**The task:** Repeat each entry exactly; omit all pictures.
================
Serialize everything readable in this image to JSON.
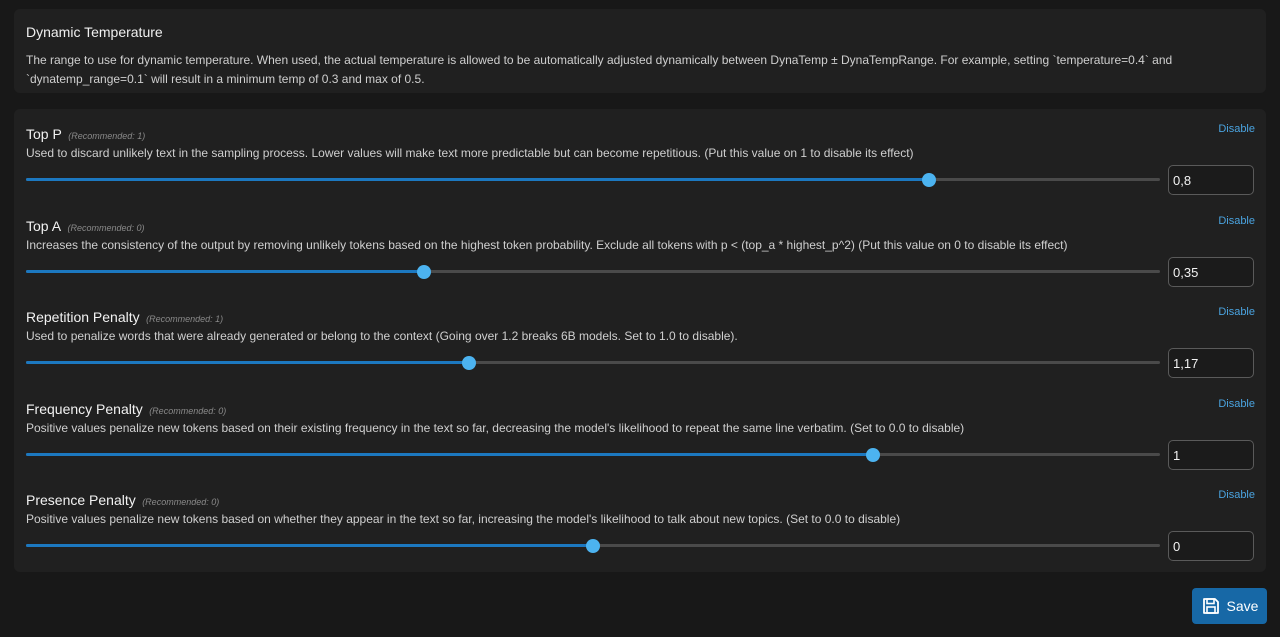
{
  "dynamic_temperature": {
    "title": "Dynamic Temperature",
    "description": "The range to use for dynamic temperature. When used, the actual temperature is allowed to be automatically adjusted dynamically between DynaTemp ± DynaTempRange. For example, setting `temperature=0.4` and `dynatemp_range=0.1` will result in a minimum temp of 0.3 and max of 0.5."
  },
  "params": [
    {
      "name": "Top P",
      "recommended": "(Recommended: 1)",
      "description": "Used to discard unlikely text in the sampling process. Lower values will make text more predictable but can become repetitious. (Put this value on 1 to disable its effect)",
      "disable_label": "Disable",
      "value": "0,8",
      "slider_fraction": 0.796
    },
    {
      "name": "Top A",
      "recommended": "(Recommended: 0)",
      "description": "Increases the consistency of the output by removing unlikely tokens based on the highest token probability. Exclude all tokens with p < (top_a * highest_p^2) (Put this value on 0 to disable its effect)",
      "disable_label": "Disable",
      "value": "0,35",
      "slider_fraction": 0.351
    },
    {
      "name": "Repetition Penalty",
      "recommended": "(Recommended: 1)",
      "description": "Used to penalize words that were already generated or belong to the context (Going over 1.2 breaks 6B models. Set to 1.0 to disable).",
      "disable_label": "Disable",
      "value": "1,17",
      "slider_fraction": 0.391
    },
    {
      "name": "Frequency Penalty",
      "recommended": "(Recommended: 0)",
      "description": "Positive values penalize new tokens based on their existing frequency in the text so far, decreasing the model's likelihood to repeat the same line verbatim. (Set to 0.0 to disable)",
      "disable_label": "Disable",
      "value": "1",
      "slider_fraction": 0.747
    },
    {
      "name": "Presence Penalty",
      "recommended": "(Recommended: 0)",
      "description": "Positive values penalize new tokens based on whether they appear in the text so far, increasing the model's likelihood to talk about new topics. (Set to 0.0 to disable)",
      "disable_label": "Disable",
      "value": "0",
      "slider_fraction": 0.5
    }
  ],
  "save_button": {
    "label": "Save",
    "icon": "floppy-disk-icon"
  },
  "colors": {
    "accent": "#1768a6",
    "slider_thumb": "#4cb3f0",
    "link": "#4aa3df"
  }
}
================
**Written answer:**
Serialize everything readable in this image to JSON.
{
  "dynamic_temperature": {
    "title": "Dynamic Temperature",
    "description": "The range to use for dynamic temperature. When used, the actual temperature is allowed to be automatically adjusted dynamically between DynaTemp ± DynaTempRange. For example, setting `temperature=0.4` and `dynatemp_range=0.1` will result in a minimum temp of 0.3 and max of 0.5."
  },
  "params": [
    {
      "name": "Top P",
      "recommended": "(Recommended: 1)",
      "description": "Used to discard unlikely text in the sampling process. Lower values will make text more predictable but can become repetitious. (Put this value on 1 to disable its effect)",
      "disable_label": "Disable",
      "value": "0,8",
      "slider_fraction": 0.796
    },
    {
      "name": "Top A",
      "recommended": "(Recommended: 0)",
      "description": "Increases the consistency of the output by removing unlikely tokens based on the highest token probability. Exclude all tokens with p < (top_a * highest_p^2) (Put this value on 0 to disable its effect)",
      "disable_label": "Disable",
      "value": "0,35",
      "slider_fraction": 0.351
    },
    {
      "name": "Repetition Penalty",
      "recommended": "(Recommended: 1)",
      "description": "Used to penalize words that were already generated or belong to the context (Going over 1.2 breaks 6B models. Set to 1.0 to disable).",
      "disable_label": "Disable",
      "value": "1,17",
      "slider_fraction": 0.391
    },
    {
      "name": "Frequency Penalty",
      "recommended": "(Recommended: 0)",
      "description": "Positive values penalize new tokens based on their existing frequency in the text so far, decreasing the model's likelihood to repeat the same line verbatim. (Set to 0.0 to disable)",
      "disable_label": "Disable",
      "value": "1",
      "slider_fraction": 0.747
    },
    {
      "name": "Presence Penalty",
      "recommended": "(Recommended: 0)",
      "description": "Positive values penalize new tokens based on whether they appear in the text so far, increasing the model's likelihood to talk about new topics. (Set to 0.0 to disable)",
      "disable_label": "Disable",
      "value": "0",
      "slider_fraction": 0.5
    }
  ],
  "save_button": {
    "label": "Save",
    "icon": "floppy-disk-icon"
  },
  "colors": {
    "accent": "#1768a6",
    "slider_thumb": "#4cb3f0",
    "link": "#4aa3df"
  }
}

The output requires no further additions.